-- AVAILABLE DATA follows --

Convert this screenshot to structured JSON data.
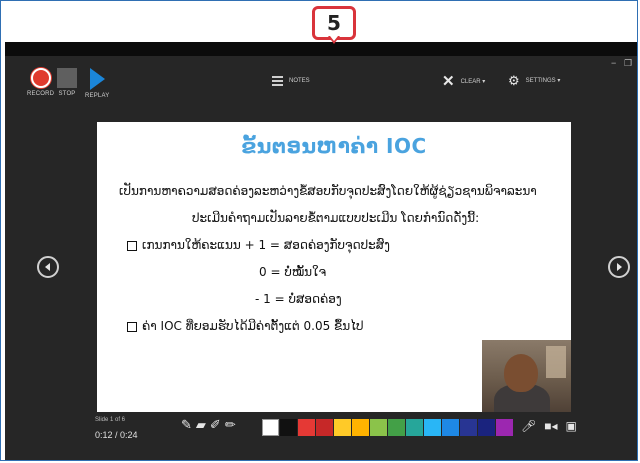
{
  "callout": {
    "number": "5"
  },
  "window_controls": {
    "minimize": "−",
    "restore": "❐"
  },
  "recorder": {
    "record_label": "RECORD",
    "stop_label": "STOP",
    "replay_label": "REPLAY",
    "notes_label": "NOTES",
    "clear_label": "CLEAR ▾",
    "settings_label": "SETTINGS ▾"
  },
  "slide": {
    "title": "ຂັ້ນຕອນຫາຄ່າ IOC",
    "lines": [
      "ເປັນການຫາຄວາມສອດຄ່ອງລະຫວ່າງຂໍ້ສອບກັບຈຸດປະສົງໂດຍໃຫ້ຜູ້ຊ່ຽວຊານພິຈາລະນາ",
      "ປະເມີນຄຳຖາມເປັນລາຍຂໍ້ຕາມແບບປະເມີນ ໂດຍກຳນົດດັ່ງນີ້:",
      "ເກນການໃຫ້ຄະແນນ    + 1 = ສອດຄ່ອງກັບຈຸດປະສົງ",
      "0 = ບໍ່ໝັ້ນໃຈ",
      "- 1 = ບໍ່ສອດຄ່ອງ",
      "ຄ່າ IOC ທີ່ຍອມຮັບໄດ້ມີຄ່າຕັ້ງແຕ່ 0.05 ຂຶ້ນໄປ"
    ]
  },
  "footer": {
    "slide_counter": "Slide 1 of 6",
    "timer": "0:12 / 0:24"
  },
  "palette_colors": [
    "#ffffff",
    "#111111",
    "#e53935",
    "#c62828",
    "#ffca28",
    "#ffb300",
    "#8bc34a",
    "#43a047",
    "#26a69a",
    "#29b6f6",
    "#1e88e5",
    "#283593",
    "#1a237e",
    "#9c27b0"
  ]
}
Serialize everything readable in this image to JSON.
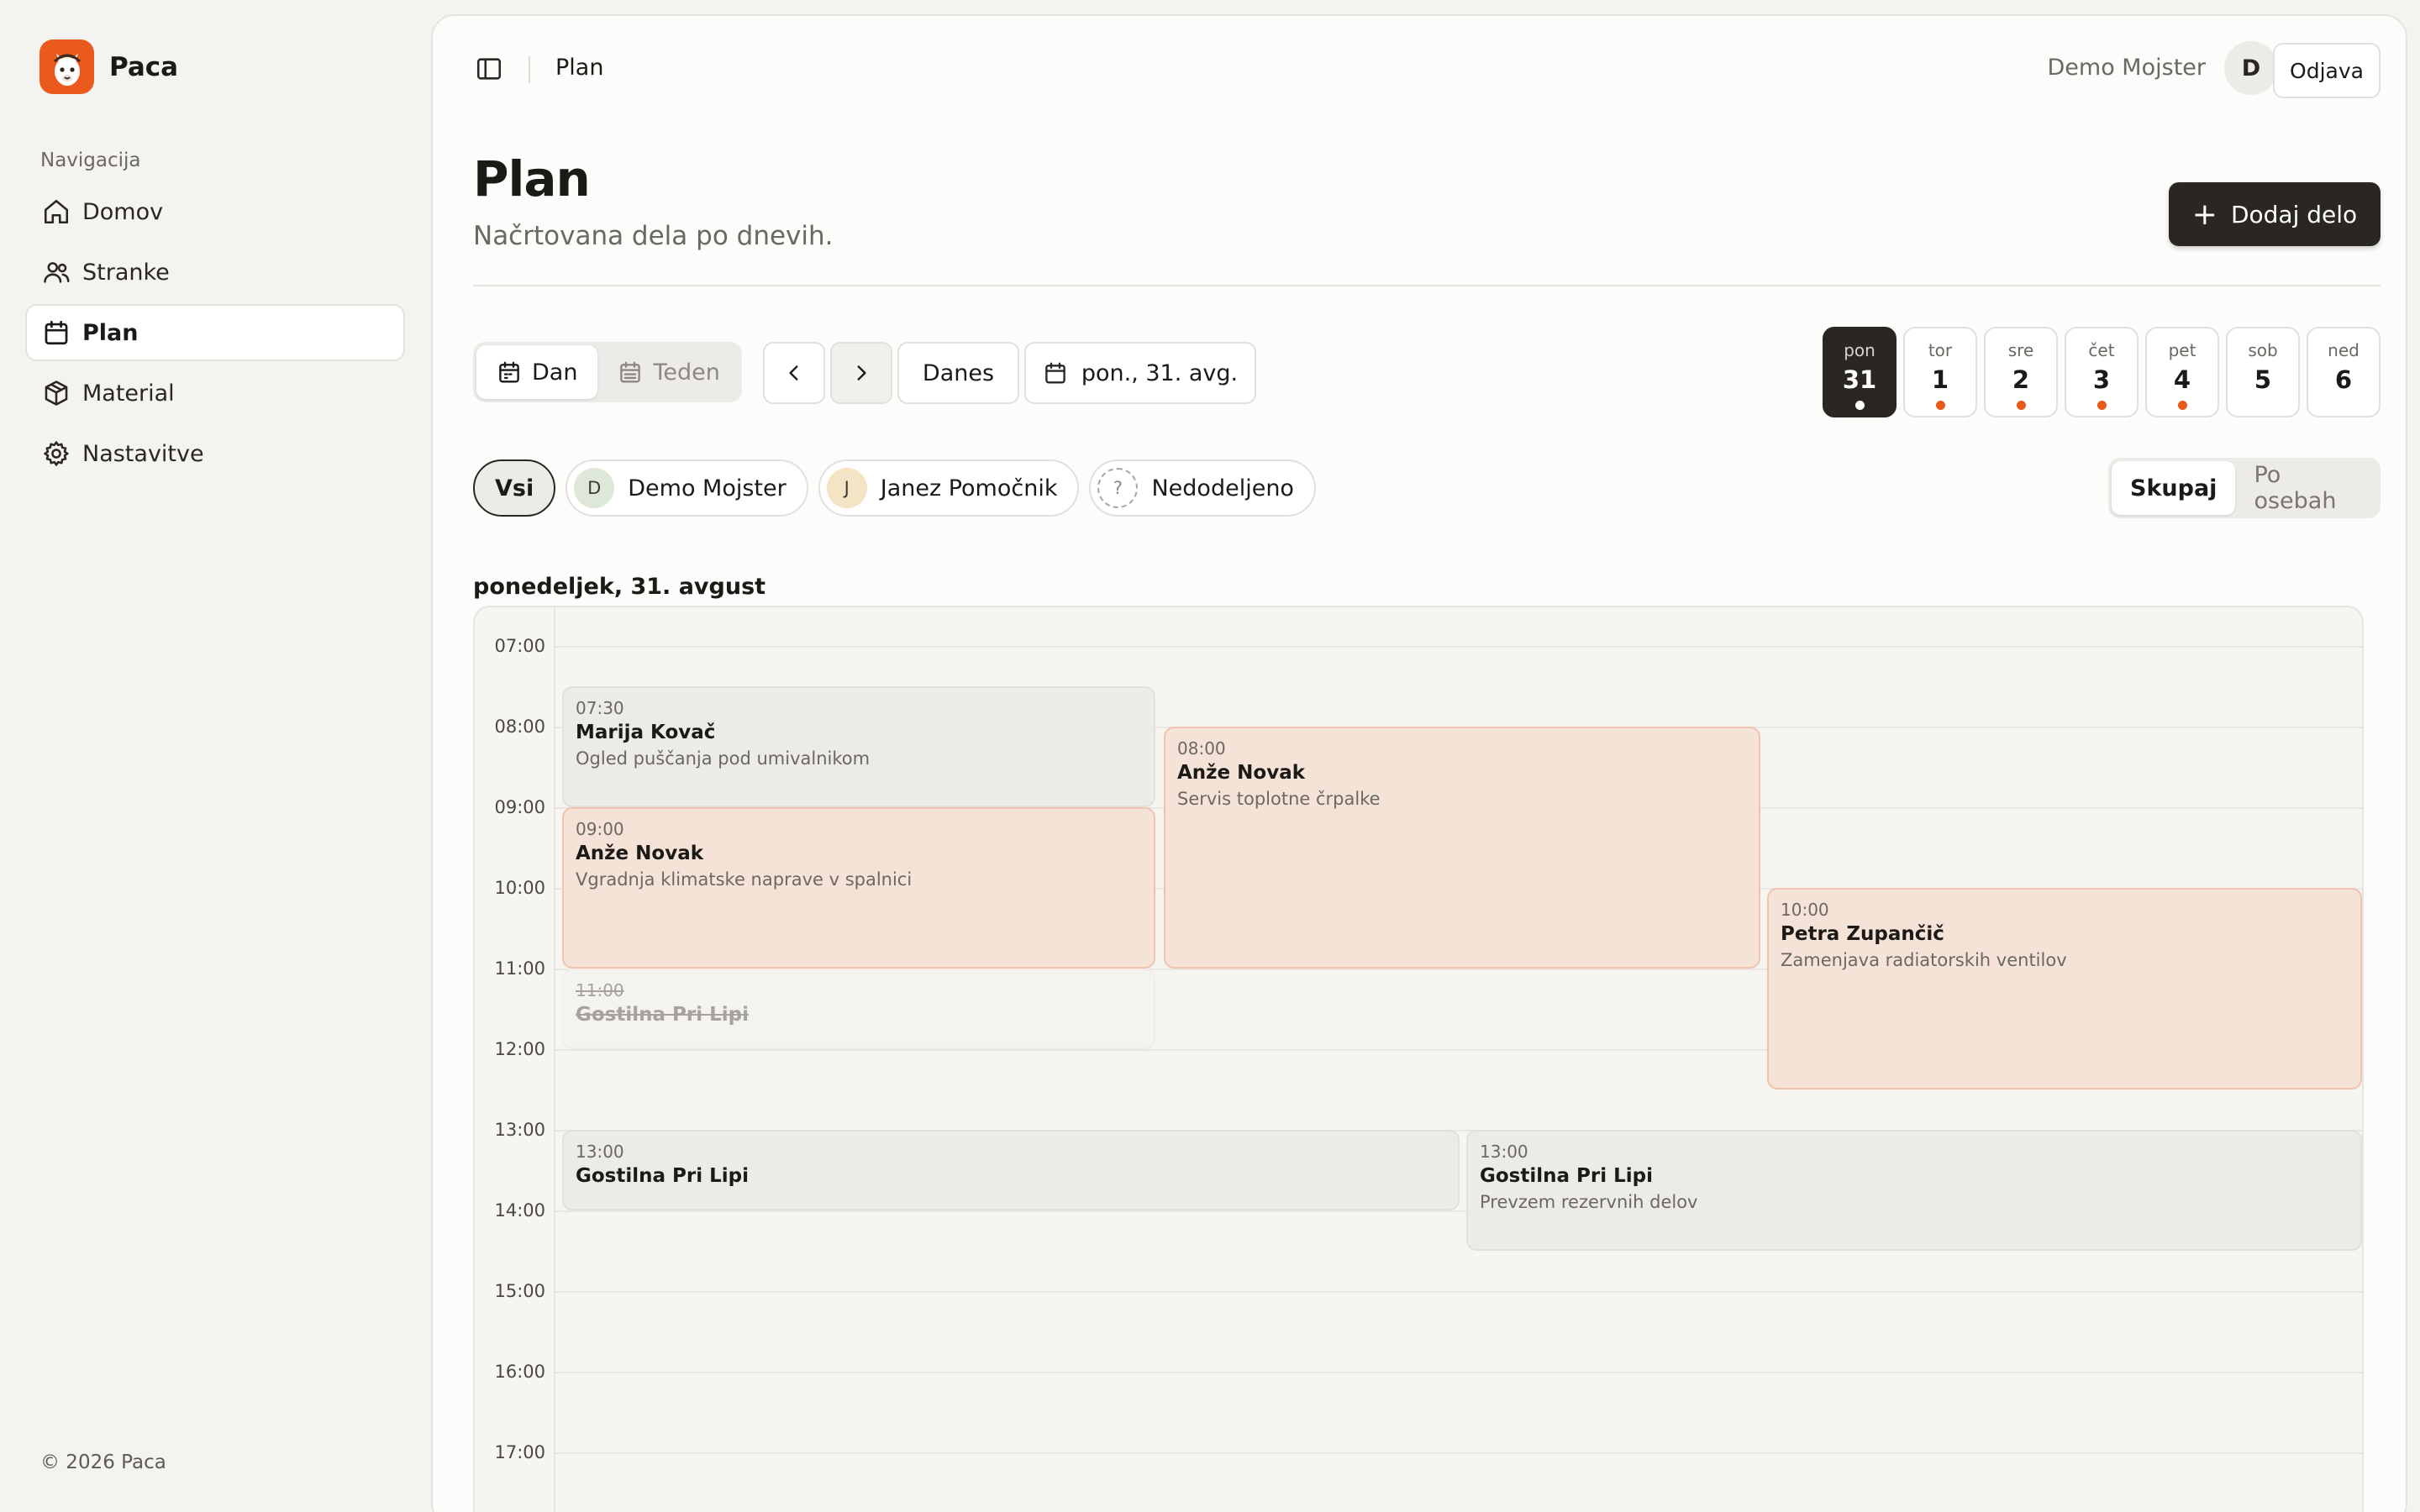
{
  "app": {
    "name": "Paca",
    "copyright": "© 2026 Paca"
  },
  "sidebar": {
    "heading": "Navigacija",
    "items": [
      {
        "label": "Domov",
        "icon": "home-icon"
      },
      {
        "label": "Stranke",
        "icon": "users-icon"
      },
      {
        "label": "Plan",
        "icon": "calendar-icon",
        "active": true
      },
      {
        "label": "Material",
        "icon": "box-icon"
      },
      {
        "label": "Nastavitve",
        "icon": "gear-icon"
      }
    ]
  },
  "topbar": {
    "breadcrumb": "Plan",
    "user_name": "Demo Mojster",
    "user_initial": "D",
    "logout_label": "Odjava"
  },
  "page": {
    "title": "Plan",
    "subtitle": "Načrtovana dela po dnevih.",
    "add_label": "Dodaj delo"
  },
  "toolbar": {
    "view_day": "Dan",
    "view_week": "Teden",
    "today": "Danes",
    "date": "pon., 31. avg."
  },
  "week_days": [
    {
      "wd": "pon",
      "num": "31",
      "dot": true,
      "active": true
    },
    {
      "wd": "tor",
      "num": "1",
      "dot": true
    },
    {
      "wd": "sre",
      "num": "2",
      "dot": true
    },
    {
      "wd": "čet",
      "num": "3",
      "dot": true
    },
    {
      "wd": "pet",
      "num": "4",
      "dot": true
    },
    {
      "wd": "sob",
      "num": "5",
      "dot": false
    },
    {
      "wd": "ned",
      "num": "6",
      "dot": false
    }
  ],
  "filters": {
    "all": "Vsi",
    "people": [
      {
        "initial": "D",
        "name": "Demo Mojster"
      },
      {
        "initial": "J",
        "name": "Janez Pomočnik"
      },
      {
        "initial": "?",
        "name": "Nedodeljeno"
      }
    ],
    "group_together": "Skupaj",
    "group_by_person": "Po osebah"
  },
  "date_heading": "ponedeljek, 31. avgust",
  "hours": [
    "07:00",
    "08:00",
    "09:00",
    "10:00",
    "11:00",
    "12:00",
    "13:00",
    "14:00",
    "15:00",
    "16:00",
    "17:00"
  ],
  "colors": {
    "accent": "#e85a1c",
    "dark": "#2a2622"
  },
  "events": [
    {
      "time": "07:30",
      "title": "Marija Kovač",
      "desc": "Ogled puščanja pod umivalnikom",
      "style": "gray"
    },
    {
      "time": "08:00",
      "title": "Anže Novak",
      "desc": "Servis toplotne črpalke",
      "style": "orange"
    },
    {
      "time": "09:00",
      "title": "Anže Novak",
      "desc": "Vgradnja klimatske naprave v spalnici",
      "style": "orange"
    },
    {
      "time": "10:00",
      "title": "Petra Zupančič",
      "desc": "Zamenjava radiatorskih ventilov",
      "style": "orange"
    },
    {
      "time": "11:00",
      "title": "Gostilna Pri Lipi",
      "desc": "",
      "style": "cancel"
    },
    {
      "time": "13:00",
      "title": "Gostilna Pri Lipi",
      "desc": "",
      "style": "gray"
    },
    {
      "time": "13:00",
      "title": "Gostilna Pri Lipi",
      "desc": "Prevzem rezervnih delov",
      "style": "gray"
    }
  ]
}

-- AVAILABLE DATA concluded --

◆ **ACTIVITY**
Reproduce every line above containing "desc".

◆ **TASK ANSWER**
      "desc": "Ogled puščanja pod umivalnikom",
      "desc": "Servis toplotne črpalke",
      "desc": "Vgradnja klimatske naprave v spalnici",
      "desc": "Zamenjava radiatorskih ventilov",
      "desc": "",
      "desc": "",
      "desc": "Prevzem rezervnih delov",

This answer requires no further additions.